Maureen Curtin

As far as dedicated and caring professors go--and members of society, for that matter--Dr. Maureen Curtin takes the cake.

Dr. Curtin, an associate professor of English at SUNY Oswego for the past 15 years, is the kind of professor that not only teaches her students the course essentials, but a professor that also reshapes her students’ perspectives on learning and on life.

During our interview, in between bouts of long-winded, facetious (but fascinating) discussions of updates on life and this semester’s coursework, I questioned Dr. Curtin on her academic history and her scholarly interests. Maureen received her master’s degree from the College of William and Mary in Virginia and her doctorate from the University of Tulsa in Oklahoma, both degrees in English Literature. She came to work at SUNY Oswego after she received her doctorate and currently resides in Syracuse, NY.

While she teaches English courses, she also focuses much of her chalk talk around discussions of politics.

As seen in many professors’ offices, her desk was surrounded by books, books, and more books. It was a scene of utmost learnedness.

Maureen leaned back in her chair, a thoughtful expression (and a slightly coy smile) on her face, and said, “I’m interested in the power of storytelling to teach politics; I see racial, sexual, and class politics as all linked.”

Oftentimes, her lectures and views in class inspire students to crave of taking action and becoming involved in local (or, potentially, quite expansive) political issues and concerns. She evokes passion in those around her. This mentor-like encouragement to think outside the box and to question rigid societal standards goes beyond the classroom. Maureen also described her commitment to equality, activism, and political involvement both on and off campus.

Dr. Curtin is the Vice President for Academics in United University Professions (UUP) for the Oswego chapter. UUP is the ultimate higher education union.

“I have the opportunity to represent all faculty members,” she earnestly explained. “It gives me an opportunity to advocate for faculty across campus.”

She further revealed, “I’m very active in political organizations in Syracuse.”

Outside of the university, Maureen is involved with the Workers Center of Central New York, an organization focused on achieving both workplace and economic justice for workers. She is also part of the Syracuse Peace Council, which is a social justice and non-profit organization that confronts war, violence, and overall inequality. Plus, she supports the Green Party of Onondaga County; she is passionate about environmental conservation.

In addition to her commitments in administration and teaching, she has also had several academic works published. During the interview, she told me to follow her into the hallway, searching for some of her books on display.

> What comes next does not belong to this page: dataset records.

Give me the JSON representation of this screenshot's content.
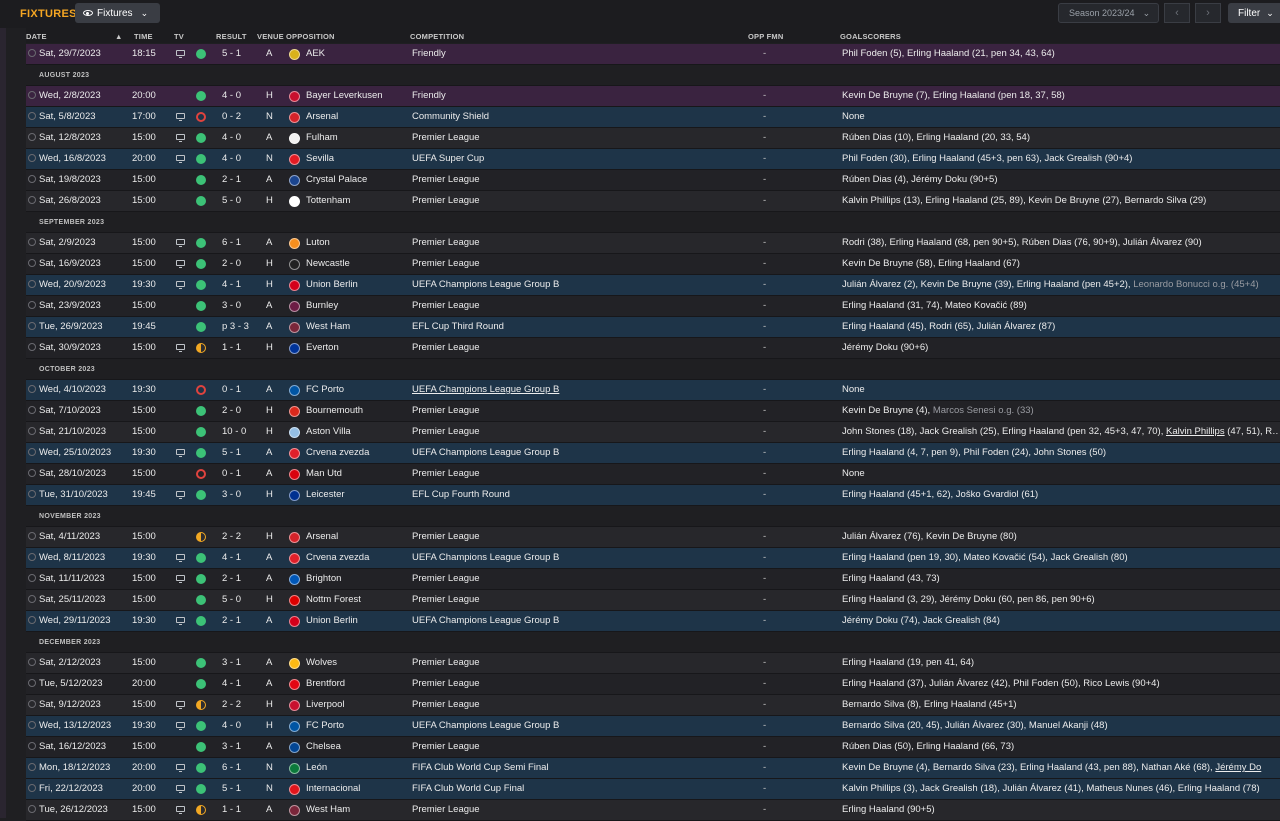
{
  "header": {
    "title": "FIXTURES",
    "view_label": "Fixtures",
    "season_label": "Season 2023/24",
    "filter_label": "Filter"
  },
  "columns": {
    "date": "DATE",
    "time": "TIME",
    "tv": "TV",
    "result": "RESULT",
    "venue": "VENUE",
    "opposition": "OPPOSITION",
    "competition": "COMPETITION",
    "opp_fmn": "OPP FMN",
    "goalscorers": "GOALSCORERS"
  },
  "colors": {
    "accent": "#f5a623",
    "win": "#3cc277",
    "loss": "#e0433e",
    "draw": "#f2a823",
    "european_row": "#1e3448",
    "friendly_row": "#3a2340"
  },
  "rows": [
    {
      "kind": "match",
      "date": "Sat, 29/7/2023",
      "time": "18:15",
      "tv": true,
      "res": "win",
      "score": "5 - 1",
      "venue": "A",
      "opp": "AEK",
      "crest": "#d9b21c",
      "comp": "Friendly",
      "fmn": "-",
      "goals": "Phil Foden (5), Erling Haaland (21, pen 34, 43, 64)",
      "style": "fr"
    },
    {
      "kind": "month",
      "label": "AUGUST 2023"
    },
    {
      "kind": "match",
      "date": "Wed, 2/8/2023",
      "time": "20:00",
      "tv": false,
      "res": "win",
      "score": "4 - 0",
      "venue": "H",
      "opp": "Bayer Leverkusen",
      "crest": "#c8102e",
      "comp": "Friendly",
      "fmn": "-",
      "goals": "Kevin De Bruyne (7), Erling Haaland (pen 18, 37, 58)",
      "style": "fr"
    },
    {
      "kind": "match",
      "date": "Sat, 5/8/2023",
      "time": "17:00",
      "tv": true,
      "res": "loss",
      "score": "0 - 2",
      "venue": "N",
      "opp": "Arsenal",
      "crest": "#d5232a",
      "comp": "Community Shield",
      "fmn": "-",
      "goals": "None",
      "style": "eu"
    },
    {
      "kind": "match",
      "date": "Sat, 12/8/2023",
      "time": "15:00",
      "tv": true,
      "res": "win",
      "score": "4 - 0",
      "venue": "A",
      "opp": "Fulham",
      "crest": "#f2f2f2",
      "comp": "Premier League",
      "fmn": "-",
      "goals": "Rúben Dias (10), Erling Haaland (20, 33, 54)",
      "style": "even"
    },
    {
      "kind": "match",
      "date": "Wed, 16/8/2023",
      "time": "20:00",
      "tv": true,
      "res": "win",
      "score": "4 - 0",
      "venue": "N",
      "opp": "Sevilla",
      "crest": "#e31b23",
      "comp": "UEFA Super Cup",
      "fmn": "-",
      "goals": "Phil Foden (30), Erling Haaland (45+3, pen 63), Jack Grealish (90+4)",
      "style": "eu"
    },
    {
      "kind": "match",
      "date": "Sat, 19/8/2023",
      "time": "15:00",
      "tv": false,
      "res": "win",
      "score": "2 - 1",
      "venue": "A",
      "opp": "Crystal Palace",
      "crest": "#1b458f",
      "comp": "Premier League",
      "fmn": "-",
      "goals": "Rúben Dias (4), Jérémy Doku (90+5)",
      "style": "odd"
    },
    {
      "kind": "match",
      "date": "Sat, 26/8/2023",
      "time": "15:00",
      "tv": false,
      "res": "win",
      "score": "5 - 0",
      "venue": "H",
      "opp": "Tottenham",
      "crest": "#ffffff",
      "comp": "Premier League",
      "fmn": "-",
      "goals": "Kalvin Phillips (13), Erling Haaland (25, 89), Kevin De Bruyne (27), Bernardo Silva (29)",
      "style": "even"
    },
    {
      "kind": "month",
      "label": "SEPTEMBER 2023"
    },
    {
      "kind": "match",
      "date": "Sat, 2/9/2023",
      "time": "15:00",
      "tv": true,
      "res": "win",
      "score": "6 - 1",
      "venue": "A",
      "opp": "Luton",
      "crest": "#f78f1e",
      "comp": "Premier League",
      "fmn": "-",
      "goals": "Rodri (38), Erling Haaland (68, pen 90+5), Rúben Dias (76, 90+9), Julián Álvarez (90)",
      "style": "even"
    },
    {
      "kind": "match",
      "date": "Sat, 16/9/2023",
      "time": "15:00",
      "tv": true,
      "res": "win",
      "score": "2 - 0",
      "venue": "H",
      "opp": "Newcastle",
      "crest": "#222222",
      "comp": "Premier League",
      "fmn": "-",
      "goals": "Kevin De Bruyne (58), Erling Haaland (67)",
      "style": "odd"
    },
    {
      "kind": "match",
      "date": "Wed, 20/9/2023",
      "time": "19:30",
      "tv": true,
      "res": "win",
      "score": "4 - 1",
      "venue": "H",
      "opp": "Union Berlin",
      "crest": "#d4001a",
      "comp": "UEFA Champions League Group B",
      "fmn": "-",
      "goals": "Julián Álvarez (2), Kevin De Bruyne (39), Erling Haaland (pen 45+2),",
      "og": "Leonardo Bonucci o.g. (45+4)",
      "style": "eu"
    },
    {
      "kind": "match",
      "date": "Sat, 23/9/2023",
      "time": "15:00",
      "tv": false,
      "res": "win",
      "score": "3 - 0",
      "venue": "A",
      "opp": "Burnley",
      "crest": "#6c1d45",
      "comp": "Premier League",
      "fmn": "-",
      "goals": "Erling Haaland (31, 74), Mateo Kovačić (89)",
      "style": "odd"
    },
    {
      "kind": "match",
      "date": "Tue, 26/9/2023",
      "time": "19:45",
      "tv": false,
      "res": "win",
      "score": "p 3 - 3",
      "venue": "A",
      "opp": "West Ham",
      "crest": "#7a263a",
      "comp": "EFL Cup Third Round",
      "fmn": "-",
      "goals": "Erling Haaland (45), Rodri (65), Julián Álvarez (87)",
      "style": "eu"
    },
    {
      "kind": "match",
      "date": "Sat, 30/9/2023",
      "time": "15:00",
      "tv": true,
      "res": "draw",
      "score": "1 - 1",
      "venue": "H",
      "opp": "Everton",
      "crest": "#003399",
      "comp": "Premier League",
      "fmn": "-",
      "goals": "Jérémy Doku (90+6)",
      "style": "odd"
    },
    {
      "kind": "month",
      "label": "OCTOBER 2023"
    },
    {
      "kind": "match",
      "date": "Wed, 4/10/2023",
      "time": "19:30",
      "tv": false,
      "res": "loss",
      "score": "0 - 1",
      "venue": "A",
      "opp": "FC Porto",
      "crest": "#0055a4",
      "comp": "UEFA Champions League Group B",
      "comp_ul": true,
      "fmn": "-",
      "goals": "None",
      "style": "eu"
    },
    {
      "kind": "match",
      "date": "Sat, 7/10/2023",
      "time": "15:00",
      "tv": false,
      "res": "win",
      "score": "2 - 0",
      "venue": "H",
      "opp": "Bournemouth",
      "crest": "#da291c",
      "comp": "Premier League",
      "fmn": "-",
      "goals": "Kevin De Bruyne (4),",
      "og": "Marcos Senesi o.g. (33)",
      "style": "odd"
    },
    {
      "kind": "match",
      "date": "Sat, 21/10/2023",
      "time": "15:00",
      "tv": false,
      "res": "win",
      "score": "10 - 0",
      "venue": "H",
      "opp": "Aston Villa",
      "crest": "#95bfe5",
      "comp": "Premier League",
      "fmn": "-",
      "goals": "John Stones (18), Jack Grealish (25), Erling Haaland (pen 32, 45+3, 47, 70),",
      "ul": "Kalvin Phillips",
      "tail": "(47, 51), R…",
      "style": "even"
    },
    {
      "kind": "match",
      "date": "Wed, 25/10/2023",
      "time": "19:30",
      "tv": true,
      "res": "win",
      "score": "5 - 1",
      "venue": "A",
      "opp": "Crvena zvezda",
      "crest": "#e0202a",
      "comp": "UEFA Champions League Group B",
      "fmn": "-",
      "goals": "Erling Haaland (4, 7, pen 9), Phil Foden (24), John Stones (50)",
      "style": "eu"
    },
    {
      "kind": "match",
      "date": "Sat, 28/10/2023",
      "time": "15:00",
      "tv": false,
      "res": "loss",
      "score": "0 - 1",
      "venue": "A",
      "opp": "Man Utd",
      "crest": "#da020e",
      "comp": "Premier League",
      "fmn": "-",
      "goals": "None",
      "style": "odd"
    },
    {
      "kind": "match",
      "date": "Tue, 31/10/2023",
      "time": "19:45",
      "tv": true,
      "res": "win",
      "score": "3 - 0",
      "venue": "H",
      "opp": "Leicester",
      "crest": "#003090",
      "comp": "EFL Cup Fourth Round",
      "fmn": "-",
      "goals": "Erling Haaland (45+1, 62), Joško Gvardiol (61)",
      "style": "eu"
    },
    {
      "kind": "month",
      "label": "NOVEMBER 2023"
    },
    {
      "kind": "match",
      "date": "Sat, 4/11/2023",
      "time": "15:00",
      "tv": false,
      "res": "draw",
      "score": "2 - 2",
      "venue": "H",
      "opp": "Arsenal",
      "crest": "#d5232a",
      "comp": "Premier League",
      "fmn": "-",
      "goals": "Julián Álvarez (76), Kevin De Bruyne (80)",
      "style": "even"
    },
    {
      "kind": "match",
      "date": "Wed, 8/11/2023",
      "time": "19:30",
      "tv": true,
      "res": "win",
      "score": "4 - 1",
      "venue": "A",
      "opp": "Crvena zvezda",
      "crest": "#e0202a",
      "comp": "UEFA Champions League Group B",
      "fmn": "-",
      "goals": "Erling Haaland (pen 19, 30), Mateo Kovačić (54), Jack Grealish (80)",
      "style": "eu"
    },
    {
      "kind": "match",
      "date": "Sat, 11/11/2023",
      "time": "15:00",
      "tv": true,
      "res": "win",
      "score": "2 - 1",
      "venue": "A",
      "opp": "Brighton",
      "crest": "#0057b8",
      "comp": "Premier League",
      "fmn": "-",
      "goals": "Erling Haaland (43, 73)",
      "style": "odd"
    },
    {
      "kind": "match",
      "date": "Sat, 25/11/2023",
      "time": "15:00",
      "tv": false,
      "res": "win",
      "score": "5 - 0",
      "venue": "H",
      "opp": "Nottm Forest",
      "crest": "#dd0000",
      "comp": "Premier League",
      "fmn": "-",
      "goals": "Erling Haaland (3, 29), Jérémy Doku (60, pen 86, pen 90+6)",
      "style": "even"
    },
    {
      "kind": "match",
      "date": "Wed, 29/11/2023",
      "time": "19:30",
      "tv": true,
      "res": "win",
      "score": "2 - 1",
      "venue": "A",
      "opp": "Union Berlin",
      "crest": "#d4001a",
      "comp": "UEFA Champions League Group B",
      "fmn": "-",
      "goals": "Jérémy Doku (74), Jack Grealish (84)",
      "style": "eu"
    },
    {
      "kind": "month",
      "label": "DECEMBER 2023"
    },
    {
      "kind": "match",
      "date": "Sat, 2/12/2023",
      "time": "15:00",
      "tv": false,
      "res": "win",
      "score": "3 - 1",
      "venue": "A",
      "opp": "Wolves",
      "crest": "#fdb913",
      "comp": "Premier League",
      "fmn": "-",
      "goals": "Erling Haaland (19, pen 41, 64)",
      "style": "even"
    },
    {
      "kind": "match",
      "date": "Tue, 5/12/2023",
      "time": "20:00",
      "tv": false,
      "res": "win",
      "score": "4 - 1",
      "venue": "A",
      "opp": "Brentford",
      "crest": "#e30613",
      "comp": "Premier League",
      "fmn": "-",
      "goals": "Erling Haaland (37), Julián Álvarez (42), Phil Foden (50), Rico Lewis (90+4)",
      "style": "odd"
    },
    {
      "kind": "match",
      "date": "Sat, 9/12/2023",
      "time": "15:00",
      "tv": true,
      "res": "draw",
      "score": "2 - 2",
      "venue": "H",
      "opp": "Liverpool",
      "crest": "#c8102e",
      "comp": "Premier League",
      "fmn": "-",
      "goals": "Bernardo Silva (8), Erling Haaland (45+1)",
      "style": "even"
    },
    {
      "kind": "match",
      "date": "Wed, 13/12/2023",
      "time": "19:30",
      "tv": true,
      "res": "win",
      "score": "4 - 0",
      "venue": "H",
      "opp": "FC Porto",
      "crest": "#0055a4",
      "comp": "UEFA Champions League Group B",
      "fmn": "-",
      "goals": "Bernardo Silva (20, 45), Julián Álvarez (30), Manuel Akanji (48)",
      "style": "eu"
    },
    {
      "kind": "match",
      "date": "Sat, 16/12/2023",
      "time": "15:00",
      "tv": false,
      "res": "win",
      "score": "3 - 1",
      "venue": "A",
      "opp": "Chelsea",
      "crest": "#034694",
      "comp": "Premier League",
      "fmn": "-",
      "goals": "Rúben Dias (50), Erling Haaland (66, 73)",
      "style": "odd"
    },
    {
      "kind": "match",
      "date": "Mon, 18/12/2023",
      "time": "20:00",
      "tv": true,
      "res": "win",
      "score": "6 - 1",
      "venue": "N",
      "opp": "León",
      "crest": "#0b7a3b",
      "comp": "FIFA Club World Cup Semi Final",
      "fmn": "-",
      "goals": "Kevin De Bruyne (4), Bernardo Silva (23), Erling Haaland (43, pen 88), Nathan Aké (68),",
      "ul": "Jérémy Do",
      "style": "eu"
    },
    {
      "kind": "match",
      "date": "Fri, 22/12/2023",
      "time": "20:00",
      "tv": true,
      "res": "win",
      "score": "5 - 1",
      "venue": "N",
      "opp": "Internacional",
      "crest": "#e1151c",
      "comp": "FIFA Club World Cup Final",
      "fmn": "-",
      "goals": "Kalvin Phillips (3), Jack Grealish (18), Julián Álvarez (41), Matheus Nunes (46), Erling Haaland (78)",
      "style": "eu"
    },
    {
      "kind": "match",
      "date": "Tue, 26/12/2023",
      "time": "15:00",
      "tv": true,
      "res": "draw",
      "score": "1 - 1",
      "venue": "A",
      "opp": "West Ham",
      "crest": "#7a263a",
      "comp": "Premier League",
      "fmn": "-",
      "goals": "Erling Haaland (90+5)",
      "style": "even"
    }
  ]
}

Her works are as follows: Out of Touch: Skin Tropes and Identities in Woolf, Ellison, Pynchon, and Acker; “A Tale of Two Classes: Historical Agency and the Common Good”; “Hysteria and Democracy: Exfoliating Difference in Lynne Tillman’s American Genius, A Comedy”; “Between Being and Sense: Incest, Capital, and Sovereignty in Kathy Acker’s Empire of The Senseless and Sue William Silverman’s Because I Remember Terror, Father, I Remember You”; and “Materializing Invisibility as X-Ray Technology: Skin Matters in Ralph Ellison's Invisible Man.”

Even more impressive is her upcoming sabbatical next year.

She described the trip in further detail in an e-mail: “I am taking a sabbatical in the spring to research the class and sexual politics of Irish-American literature in the 20th century. This will be the groundwork for a book called Troubling Tides: Socialism & Suffrage in Irish-American Writing. I also hope to develop a course in Irish women's lit to co-teach with Dr. Mary McCune. We would like to link a study abroad component and a field visit to an immigrant community in NYC.”

Maureen let out a burst of laughter when I asked the cliched question regarding her hobbies and interests, but willingly explained her past involvement with sports and exercise.

“I used to consider myself a jock!” she exclaimed, smiling.

She played several sports, including softball, football, and racquetball, and even participated in running half marathons in the Adirondacks. However, after a severe injury several years ago, her exercise has been limited. She enjoys yoga and hopes that the practice will help her to regain flexibility and strength to once again become the “jock” that she identifies as.

Maureen also described what she loves most about SUNY Oswego.

“I'd have to say it's my energetic and curious students. I especially appreciate how good you are to one another when you come together in class. The mutual respect and support Oswego students show in class is humbling. And watching you discover your power gives me goose bumps!”

As a fervent fan of Dr. Curtin, I have personally experienced both transcendent and intellectual changes while attending her classes, writing her papers, and studying her assigned readings, which were both substantial and transformative. What makes Dr. Curtin such an exceptional professor isn’t her unconventional and relatable teaching practices, nor her intelligence and unjudging friendly demeanor, nor even her fast-paced and color-coded chicken scratches of thoughts on the classroom markerboard: it’s her genuine care for her students, her empathetic nature, and her talent for making each individual student realize his or her inner worth, strength, and creative abilities.

She isn’t defined by her research, her education, or her occupation as a scholar. The qualities listed above aren’t what you find in just any professor. These are qualities you find in a good and kind person.